MedicalResearch.com Interview with:
Joshua L. Roffman, MD
Department of Psychiatry
Mass General Hospital
MedicalResearch.com: What is the background for this study? What are the main findings?
Response: Autism, schizophrenia, and other serious mental illness affecting young people are chronic, debilitating, and incurable at present. Recent public health studies have associated prenatal exposure to folic acid, a B-vitamin, with reduced subsequent risk of these illnesses. However, until this point, biological evidence supporting a causal relationship between prenatal folic acid exposure and reduced psychiatric risk has remained elusive.
We leveraged the rollout of government-mandated folic acid fortification of grain products in the U.S. from 1996-98 as a “natural experiment” to determine whether increased prenatal folic acid exposure influenced subsequent brain development. This intervention, implemented to reduce risk of spina bifida and other disabling neural tube defects in infants, rapidly doubled blood folate levels among women of childbearing age in surveillance studies.
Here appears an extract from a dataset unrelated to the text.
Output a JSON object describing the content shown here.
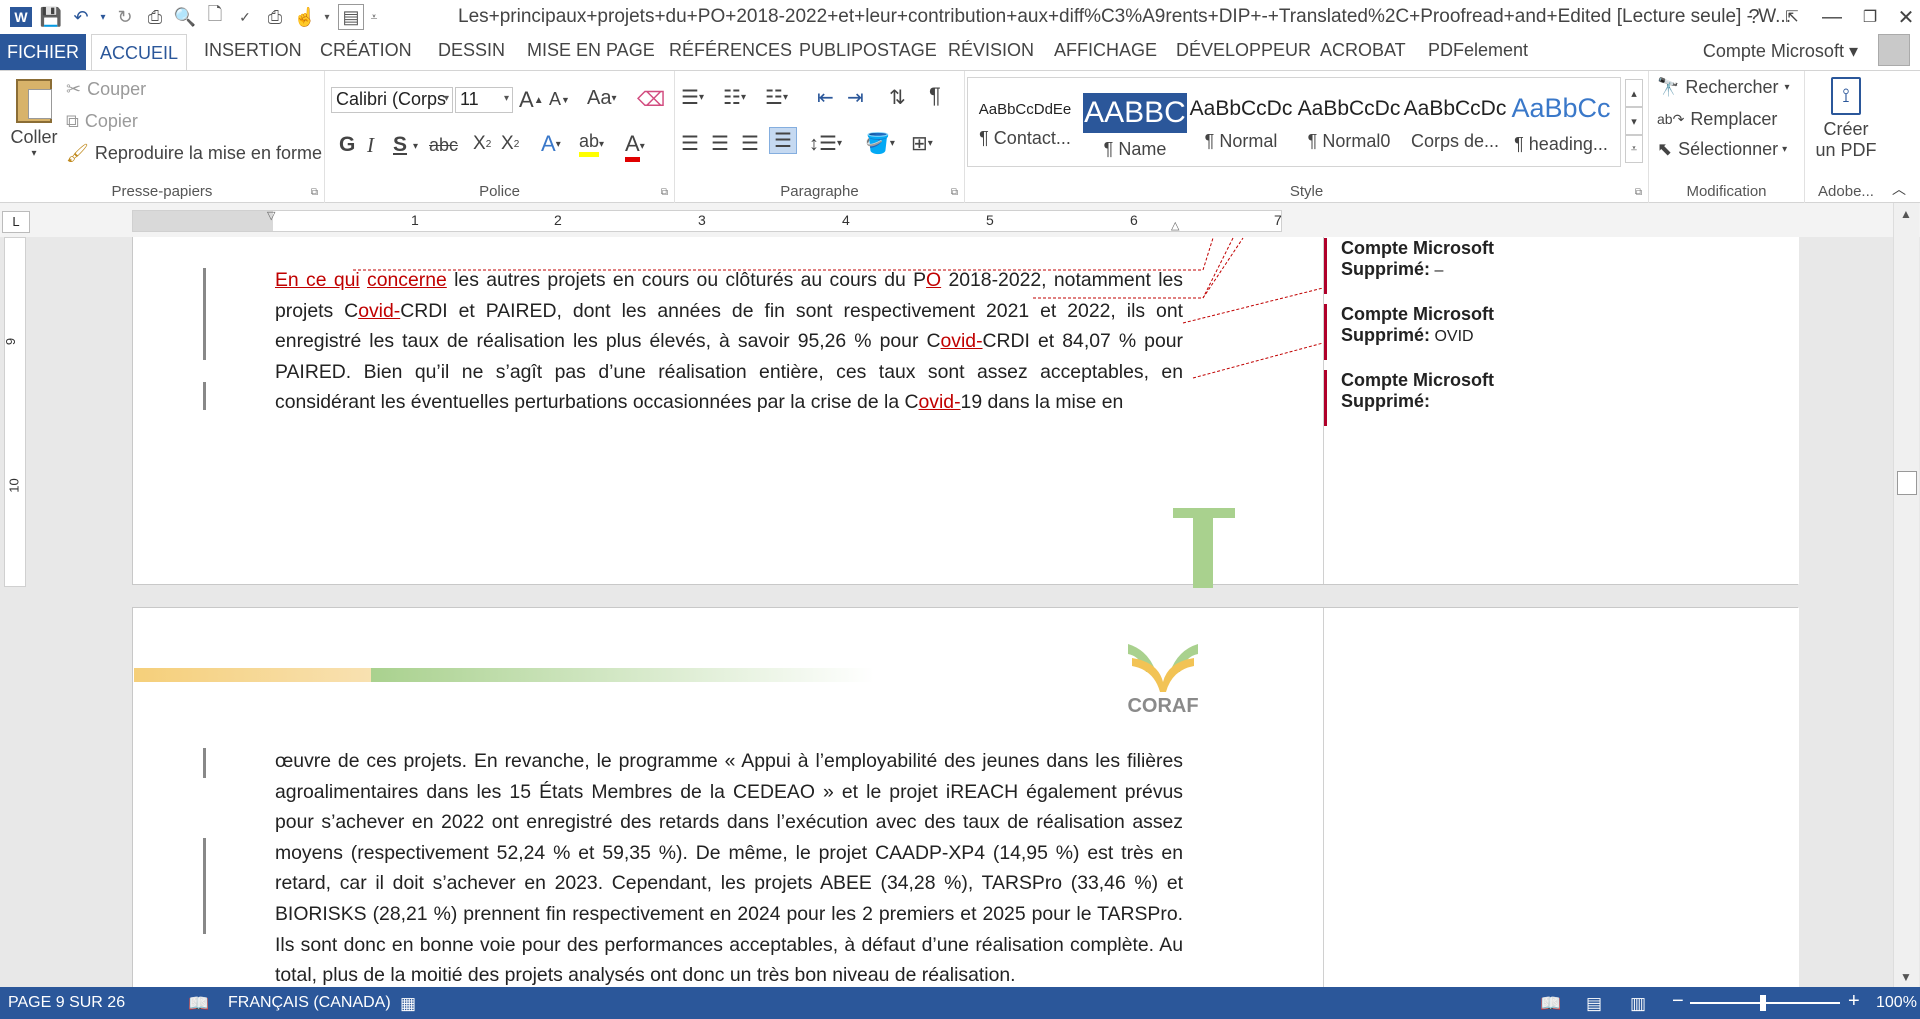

Across two large, independent cohorts of youths age 8 to 18 who received MRI scans, we observed increased cortical thickness, and a delay in age-related cortical thinning, in brain regions associated with schizophrenia risk among individuals who were born during or after the fortification rollout, compared to those born just before it. Further, delayed cortical thinning also predicted reduced risk of psychosis spectrum symptoms, a finding that suggests biological plausibility in light of previous work demonstrating early and accelerated cortical thinning among school-aged individuals with autism or psychosis.